▸ **Data**
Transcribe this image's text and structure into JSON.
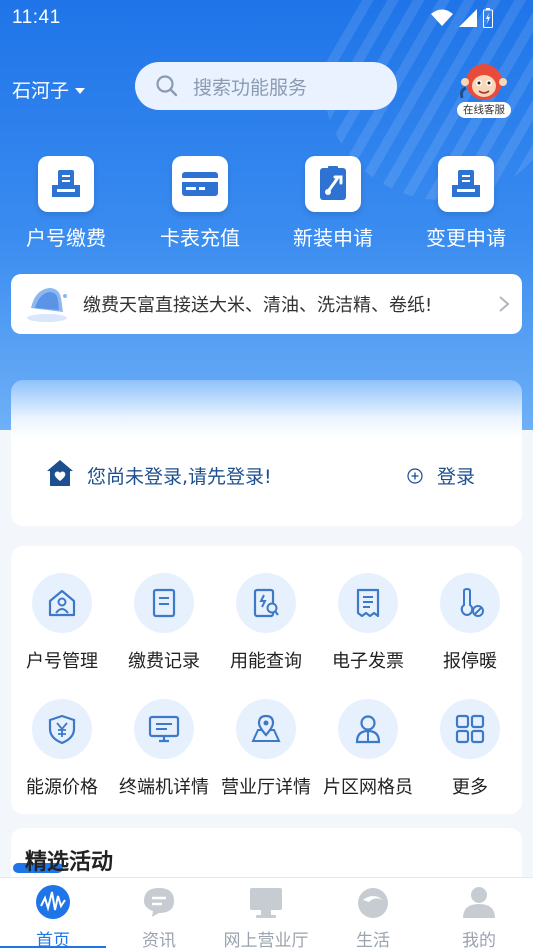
{
  "status_bar": {
    "time": "11:41"
  },
  "header": {
    "city": "石河子",
    "search_placeholder": "搜索功能服务",
    "customer_service_label": "在线客服"
  },
  "quick_actions": [
    {
      "label": "户号缴费",
      "icon": "ledger-icon"
    },
    {
      "label": "卡表充值",
      "icon": "card-icon"
    },
    {
      "label": "新装申请",
      "icon": "wrench-doc-icon"
    },
    {
      "label": "变更申请",
      "icon": "ledger-icon"
    }
  ],
  "notice": {
    "text": "缴费天富直接送大米、清油、洗洁精、卷纸!"
  },
  "login_card": {
    "message": "您尚未登录,请先登录!",
    "button": "登录"
  },
  "services": [
    {
      "label": "户号管理",
      "icon": "house-person-icon"
    },
    {
      "label": "缴费记录",
      "icon": "document-icon"
    },
    {
      "label": "用能查询",
      "icon": "search-doc-icon"
    },
    {
      "label": "电子发票",
      "icon": "receipt-icon"
    },
    {
      "label": "报停暖",
      "icon": "thermometer-icon"
    },
    {
      "label": "能源价格",
      "icon": "yuan-shield-icon"
    },
    {
      "label": "终端机详情",
      "icon": "monitor-icon"
    },
    {
      "label": "营业厅详情",
      "icon": "map-pin-icon"
    },
    {
      "label": "片区网格员",
      "icon": "person-icon"
    },
    {
      "label": "更多",
      "icon": "grid-icon"
    }
  ],
  "activities": {
    "title": "精选活动"
  },
  "tabbar": [
    {
      "label": "首页",
      "active": true
    },
    {
      "label": "资讯",
      "active": false
    },
    {
      "label": "网上营业厅",
      "active": false
    },
    {
      "label": "生活",
      "active": false
    },
    {
      "label": "我的",
      "active": false
    }
  ],
  "colors": {
    "primary": "#1f74e8",
    "icon_blue": "#3d79c8",
    "tab_inactive": "#9aa3ae"
  }
}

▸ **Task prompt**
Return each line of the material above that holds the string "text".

▸ **Answer to this exercise**
Transcribe this image's text and structure into JSON.
    "text": "缴费天富直接送大米、清油、洗洁精、卷纸!"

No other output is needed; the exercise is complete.